Andrew Joyce

 

Now Is the Time for All Good Men and Women to Come to the Aid of Don

Introducing Kindle Scout Candidate – Blood Match – By Don Massenzio

blood match front coverBlood Match, a new thriller by Don Massenzio is currently a candidate in the Kindle Scout Program.

What is the Kindle Scout Program?

Kindle Scout is reader-powered publishing for new, never-before-published books. … Selected books will be published by Kindle Press and receive 5-year renewable terms, an advance, royalties and featured Amazon marketing.

A Little about the book:

Intelligence analyst Jake Balrich boards his Monday morning flight, as he has so many times, for routine field work. When the plan lands, a passenger fails to wake up. Jake soon realizes that the death was not accidental and that the murderous plot was meant for him.

The situation soon spins out of control with Balrich running for his life trying to prove his own innocence as he struggles with an unknown enemy that seems to guess his every move.

Blood Match is a terrorism thriller examines how far someone will go to reach the height of power and ambition with little regard for human life.

Follow Jake, Balrich as he enlists the help of Commander Brad Rafferty, to take down an enemy more powerful and dangerous than the United States has ever faced.

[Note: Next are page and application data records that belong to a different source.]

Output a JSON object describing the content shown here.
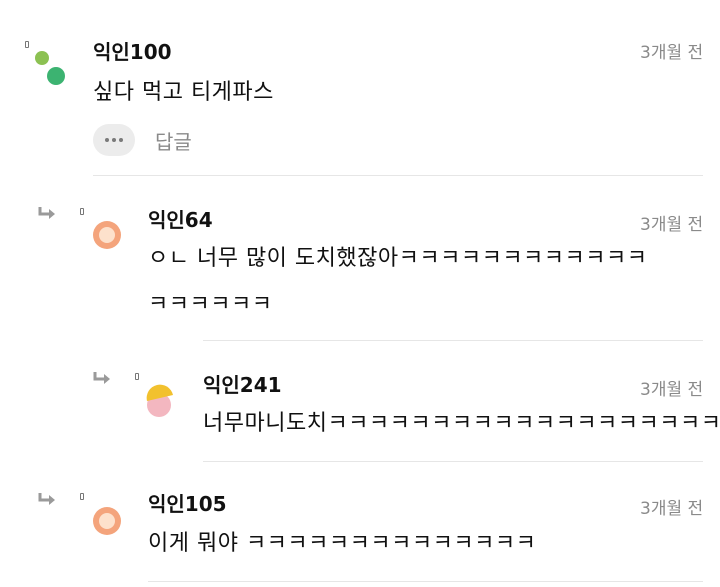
{
  "comments": [
    {
      "nickname": "익인100",
      "time": "3개월 전",
      "lines": [
        "싶다 먹고 티게파스"
      ],
      "more_label": "•••",
      "reply_label": "답글"
    },
    {
      "nickname": "익인64",
      "time": "3개월 전",
      "lines": [
        "ㅇㄴ 너무 많이 도치했잖아ㅋㅋㅋㅋㅋㅋㅋㅋㅋㅋㅋㅋ",
        "ㅋㅋㅋㅋㅋㅋ"
      ]
    },
    {
      "nickname": "익인241",
      "time": "3개월 전",
      "lines": [
        "너무마니도치ㅋㅋㅋㅋㅋㅋㅋㅋㅋㅋㅋㅋㅋㅋㅋㅋㅋㅋㅋ"
      ]
    },
    {
      "nickname": "익인105",
      "time": "3개월 전",
      "lines": [
        "이게 뭐야 ㅋㅋㅋㅋㅋㅋㅋㅋㅋㅋㅋㅋㅋㅋ"
      ]
    }
  ],
  "colors": {
    "avatar_green_light": "#8cc152",
    "avatar_green_dark": "#3cb371",
    "avatar_orange": "#f4a47c",
    "avatar_orange_inner": "#fde1cc",
    "avatar_yellow": "#f2c12e",
    "avatar_pink": "#f3b7c0"
  }
}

Some of you may recognize this story. It originally appeared as a weekly serial on my blog under the name Road Kill. The story has been reworked and many extras have been added to turn it into this novel.

Why is it a Kindle Scout Candidate?

If Don’s book is selected for publication by Kindle Scout, it can help take his writing to the next level in terms of exposure and recognition.

How can you help?

First and foremost, you can vote to nominate the book. The campaign goes up on September 20th at midnight and will continue through October 20th. You can vote for it and preview the opening of the book by clicking HERE.

How can you help even more?

Spread the word. Don has made it easy for you using something called Thunderclap. Thunderclap is a social media tool that allows you to effortlessly spread the word using your social media accounts with a pre-written message. All of your followers will receive the message. You can help by signing up for the Thunderclap campaign HERE.

What’s in it for you?

Apart from Don’s eternal gratitude, if his book is selected, you will receive a free pre-launch copy from Amazon and will have the opportunity to officially review it before its launch. That is a free book for you, but it also help, yet again, by allowing the book to launch with established reviews.